Slashdot: Making Software Suck Less, Pt. IIFeb 21, 2001, 23:04 (1 Talkback[s])
"The insidious thing about Free software, the really subversive part, is that it takes so little to start writing it. Anyone with a few tools, spare time, and the wherewithall to start hacking can. Witness the long listings of low-version-number IM clients and MP3 players on software announcement sites. People like to code."
"Every new project represents a coder who wants to write free software, but chooses not to work with an existing project for whatever reason. How many more people would like to contribute but don't know where to start? Hundreds, even thousands of free software projects could use another coder, some testers, and someone -- anyone -- offering suggestions and attaboys. For each veteran programmer, battle-hardened and wizened by experience, a dozen novices spend evenings honing their skills."
"The obvious solution is to match availability with opportunity and enthusiasm with experience. The free software community can produce better programmers by giving new recruits mentors to emulate. It offers the possibility for programmers to learn by improving existing projects, instead of reinventing wheels. This doesn't require expert programmers. It takes people with practical experience, patience, and the willingness to invest time in another person's education."

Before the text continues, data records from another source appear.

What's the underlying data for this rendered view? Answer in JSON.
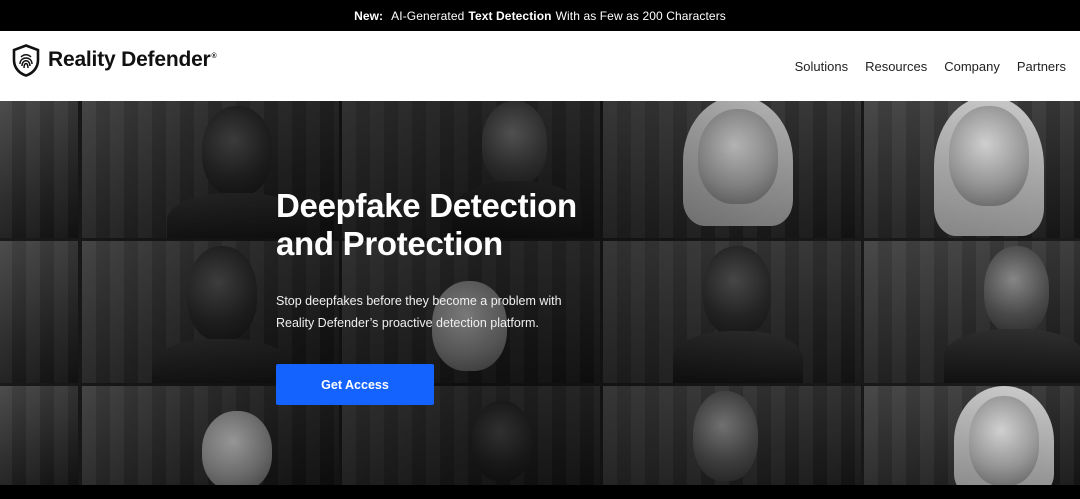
{
  "announcement": {
    "prefix": "New:",
    "text_before": "AI-Generated",
    "highlight": "Text Detection",
    "text_after": "With as Few as 200 Characters"
  },
  "brand": {
    "name": "Reality Defender",
    "reg": "®",
    "logo_icon": "shield-fingerprint-icon"
  },
  "nav": {
    "items": [
      "Solutions",
      "Resources",
      "Company",
      "Partners"
    ]
  },
  "hero": {
    "title_line1": "Deepfake Detection",
    "title_line2": "and Protection",
    "subtitle": "Stop deepfakes before they become a problem with Reality Defender’s proactive detection platform.",
    "cta_label": "Get Access"
  },
  "colors": {
    "accent": "#1463ff",
    "announcement_bg": "#000000",
    "nav_bg": "#ffffff"
  }
}
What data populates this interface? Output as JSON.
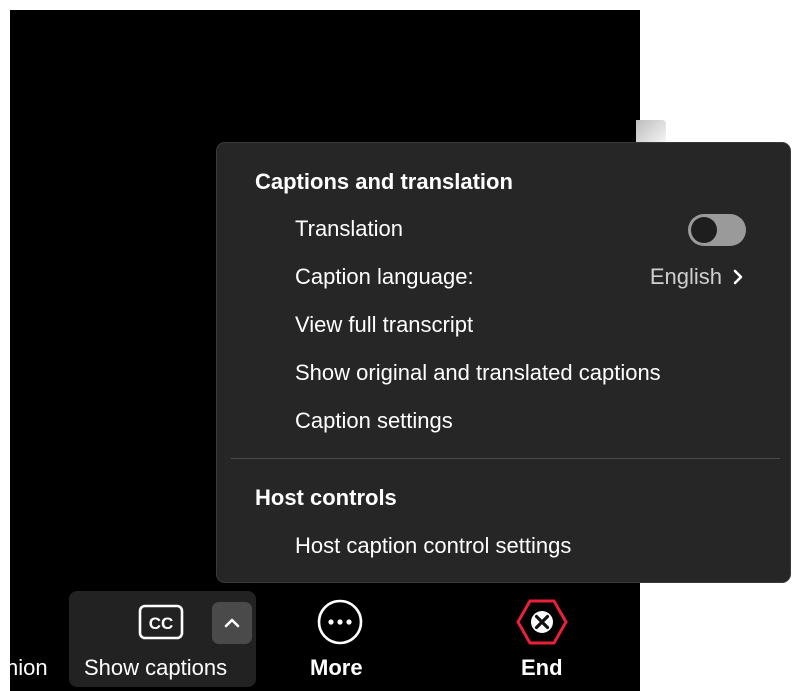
{
  "captions_menu": {
    "section_captions": "Captions and translation",
    "items": {
      "translation": "Translation",
      "caption_language_label": "Caption language:",
      "caption_language_value": "English",
      "view_full_transcript": "View full transcript",
      "show_original_translated": "Show original and translated captions",
      "caption_settings": "Caption settings"
    },
    "translation_toggle_on": false,
    "section_host": "Host controls",
    "host_caption_settings": "Host caption control settings"
  },
  "toolbar": {
    "partial_left_label": "nion",
    "captions_label": "Show captions",
    "cc_icon_text": "CC",
    "more_label": "More",
    "end_label": "End"
  },
  "colors": {
    "menu_background": "#262626",
    "video_background": "#000000",
    "end_accent": "#e8203a",
    "toggle_off": "#9a9a9a"
  },
  "icons": {
    "captions": "cc-icon",
    "captions_expand": "chevron-up-icon",
    "more": "more-dots-icon",
    "end": "end-hexagon-x-icon",
    "caption_language": "chevron-right-icon"
  }
}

"Though this article draws from experience with free software, there's no reason similar procedures could not succeed in commercial settings. Computer science sophmores (and higher) would benefit from internship programs organized similarly."